by Arlene Brens, Fellow,
National Women's Law Center
The Senate Judiciary Committee voted today to approve the nomination of Thomas Perez to be Assistant Attorney General for the Civil Rights Division with a bipartisan vote of 17 to 2. The National Women’s Law Center strongly supports his nomination.
The Division enforces many laws that women depend on (such as Title IX, Title VII, and the Freedom of Access to Clinic Entrances Act), and it is in desperate need of new leadership: the number of Title VII employment discrimination cases filed under the Bush Administration decreased dramatically as compared to the Clinton Administration. As a result of the Division’s severe shortcomings over the past 8 years, the Division needs Mr. Perez to restore its moral conscience.
As a lifelong civil rights advocate and public servant, Mr. Perez is no stranger to enforcing civil rights protections. He prosecuted hate crimes among other things while at the Civil Rights Division and led the Office of Civil Rights in Health and Human Services (HHS) where his passion became eradicating racial and ethnic disparities in health care.

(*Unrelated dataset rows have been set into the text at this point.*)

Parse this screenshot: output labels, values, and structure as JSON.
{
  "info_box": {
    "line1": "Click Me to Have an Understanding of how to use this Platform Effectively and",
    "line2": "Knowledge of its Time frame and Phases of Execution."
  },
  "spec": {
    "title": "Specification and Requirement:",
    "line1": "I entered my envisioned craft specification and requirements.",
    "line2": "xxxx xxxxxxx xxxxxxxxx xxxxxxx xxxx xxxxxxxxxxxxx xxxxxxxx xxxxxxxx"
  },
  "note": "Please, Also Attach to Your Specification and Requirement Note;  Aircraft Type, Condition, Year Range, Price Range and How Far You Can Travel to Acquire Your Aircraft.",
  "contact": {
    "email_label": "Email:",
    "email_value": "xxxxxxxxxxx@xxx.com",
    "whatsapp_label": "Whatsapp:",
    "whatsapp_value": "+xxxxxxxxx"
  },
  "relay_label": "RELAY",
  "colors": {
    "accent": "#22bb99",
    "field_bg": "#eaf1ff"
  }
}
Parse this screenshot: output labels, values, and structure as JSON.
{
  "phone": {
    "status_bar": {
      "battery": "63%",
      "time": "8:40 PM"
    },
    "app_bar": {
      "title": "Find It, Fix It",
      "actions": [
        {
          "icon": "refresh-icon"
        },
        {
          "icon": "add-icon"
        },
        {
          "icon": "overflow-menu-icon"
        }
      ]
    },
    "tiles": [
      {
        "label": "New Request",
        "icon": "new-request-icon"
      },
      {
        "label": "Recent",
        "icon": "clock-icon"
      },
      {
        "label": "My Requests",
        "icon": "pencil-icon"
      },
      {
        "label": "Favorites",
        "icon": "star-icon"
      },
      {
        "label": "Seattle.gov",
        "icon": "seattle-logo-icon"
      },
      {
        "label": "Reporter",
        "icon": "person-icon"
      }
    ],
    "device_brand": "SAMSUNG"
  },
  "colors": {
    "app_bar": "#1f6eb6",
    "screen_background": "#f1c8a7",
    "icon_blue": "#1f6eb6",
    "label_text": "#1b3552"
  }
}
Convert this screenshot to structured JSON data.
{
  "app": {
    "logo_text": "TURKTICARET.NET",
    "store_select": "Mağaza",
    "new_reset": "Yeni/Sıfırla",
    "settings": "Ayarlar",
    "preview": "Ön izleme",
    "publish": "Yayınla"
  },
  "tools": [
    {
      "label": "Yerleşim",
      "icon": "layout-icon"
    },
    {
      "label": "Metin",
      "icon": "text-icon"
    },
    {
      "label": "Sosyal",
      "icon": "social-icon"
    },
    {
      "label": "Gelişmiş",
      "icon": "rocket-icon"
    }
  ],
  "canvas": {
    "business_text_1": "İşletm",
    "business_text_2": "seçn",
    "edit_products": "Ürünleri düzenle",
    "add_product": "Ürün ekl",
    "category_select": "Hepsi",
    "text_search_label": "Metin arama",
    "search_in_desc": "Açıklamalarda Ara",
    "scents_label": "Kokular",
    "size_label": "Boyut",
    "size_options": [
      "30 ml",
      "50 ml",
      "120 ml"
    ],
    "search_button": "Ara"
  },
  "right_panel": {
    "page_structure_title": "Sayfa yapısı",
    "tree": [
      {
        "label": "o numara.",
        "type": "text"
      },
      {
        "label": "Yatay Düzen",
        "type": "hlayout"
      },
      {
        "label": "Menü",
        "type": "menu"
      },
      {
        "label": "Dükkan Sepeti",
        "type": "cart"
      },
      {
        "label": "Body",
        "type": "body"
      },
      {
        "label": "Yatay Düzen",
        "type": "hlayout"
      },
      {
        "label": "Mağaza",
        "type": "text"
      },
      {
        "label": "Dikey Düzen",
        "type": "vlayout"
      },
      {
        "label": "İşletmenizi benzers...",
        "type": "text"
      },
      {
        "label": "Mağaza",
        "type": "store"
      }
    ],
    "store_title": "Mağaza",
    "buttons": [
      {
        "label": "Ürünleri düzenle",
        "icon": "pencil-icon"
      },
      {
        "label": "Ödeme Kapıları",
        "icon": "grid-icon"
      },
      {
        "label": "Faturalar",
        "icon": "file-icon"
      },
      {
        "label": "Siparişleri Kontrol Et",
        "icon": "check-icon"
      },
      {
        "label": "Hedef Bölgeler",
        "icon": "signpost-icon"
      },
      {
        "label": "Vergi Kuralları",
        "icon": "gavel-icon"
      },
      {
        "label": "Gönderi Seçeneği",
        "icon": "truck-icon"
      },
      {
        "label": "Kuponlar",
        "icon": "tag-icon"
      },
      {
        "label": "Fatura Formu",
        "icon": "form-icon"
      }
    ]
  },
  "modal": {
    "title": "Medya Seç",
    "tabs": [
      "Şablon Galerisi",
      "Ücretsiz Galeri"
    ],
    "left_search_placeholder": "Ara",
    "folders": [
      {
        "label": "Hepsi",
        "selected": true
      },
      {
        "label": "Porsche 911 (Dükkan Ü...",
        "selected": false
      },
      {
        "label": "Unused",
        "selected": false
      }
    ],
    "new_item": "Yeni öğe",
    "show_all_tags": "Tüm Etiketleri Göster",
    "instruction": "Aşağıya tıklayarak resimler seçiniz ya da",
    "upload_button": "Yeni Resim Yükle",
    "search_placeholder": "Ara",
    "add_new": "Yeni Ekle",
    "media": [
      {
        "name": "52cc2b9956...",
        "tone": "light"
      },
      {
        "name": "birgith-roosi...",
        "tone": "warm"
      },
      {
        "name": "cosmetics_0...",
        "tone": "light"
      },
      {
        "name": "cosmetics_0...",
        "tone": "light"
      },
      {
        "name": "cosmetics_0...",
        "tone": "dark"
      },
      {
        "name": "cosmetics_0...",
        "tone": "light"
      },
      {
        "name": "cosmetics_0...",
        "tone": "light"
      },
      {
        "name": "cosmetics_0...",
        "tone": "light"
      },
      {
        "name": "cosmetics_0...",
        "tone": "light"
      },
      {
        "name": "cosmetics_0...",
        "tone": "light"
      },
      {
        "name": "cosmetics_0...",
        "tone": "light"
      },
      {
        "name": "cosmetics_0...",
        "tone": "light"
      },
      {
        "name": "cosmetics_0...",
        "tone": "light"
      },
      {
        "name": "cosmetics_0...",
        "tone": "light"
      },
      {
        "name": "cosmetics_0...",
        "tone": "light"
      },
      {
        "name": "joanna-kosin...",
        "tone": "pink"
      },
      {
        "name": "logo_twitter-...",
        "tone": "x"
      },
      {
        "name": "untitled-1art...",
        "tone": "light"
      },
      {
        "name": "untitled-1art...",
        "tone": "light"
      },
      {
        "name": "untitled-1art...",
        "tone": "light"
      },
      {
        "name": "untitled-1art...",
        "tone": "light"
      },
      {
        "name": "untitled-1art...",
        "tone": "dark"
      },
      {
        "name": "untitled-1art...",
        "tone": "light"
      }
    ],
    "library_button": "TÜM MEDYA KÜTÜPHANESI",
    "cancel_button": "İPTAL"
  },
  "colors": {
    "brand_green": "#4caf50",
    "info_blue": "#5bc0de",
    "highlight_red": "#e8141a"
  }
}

Mr. Perez recognizes the challenges women face in our society; for example, he stated that despite the progress made since the passage of the Civil Rights Act, “the earnings gap between men and women” still persists. Currently, he serves as Secretary of the Maryland Department of Labor, Licensing, and Regulation where he works to enforce laws that protect consumers. In his capacity as Secretary of DLLR, Mr. Perez has supported implementing the recommendations of the Maryland Equal Pay Commission which helped ease the passage of a 2008 pay disparity data bill that later passed in Maryland.
Mr. Perez’s testimony during his confirmation hearing before the Senate Judiciary Committee last month also demonstrated his commitment to the enforcement of civil rights. Mr. Perez not only recognized that the ills of racial profiling still exist, but he affirmed his commitment to working with Senator Russ Feingold (D) in supporting racial profiling legislation if confirmed. In addition, he reminded Senator Tom Coburn (R) that unfortunately discrimination persists in healthcare. As an example, Mr. Perez cited two cases he worked on as Director of the Office of Civil Rights at HHS during the late 1990s, including a case where a hospital had segregated its maternity ward by race. Mr. Perez acknowledged that progress has been made in combating discrimination in healthcare, but he noted that “we have all too many case examples of demonstrating pockets of consistent discrimination.” Finally, Mr. Perez assured the Committee that if confirmed, he would continue the Department of Justice’s policy allowing attorneys to take on pro bono projects.
Women and families have waited long enough for the Civil Rights Division to protect and enforce their rights. It is therefore of utmost importance that the Senate quickly confirm the nomination of Thomas Perez to head the Civil Rights Division. Any delay in confirming Mr. Perez is a delay in securing justice for all Americans.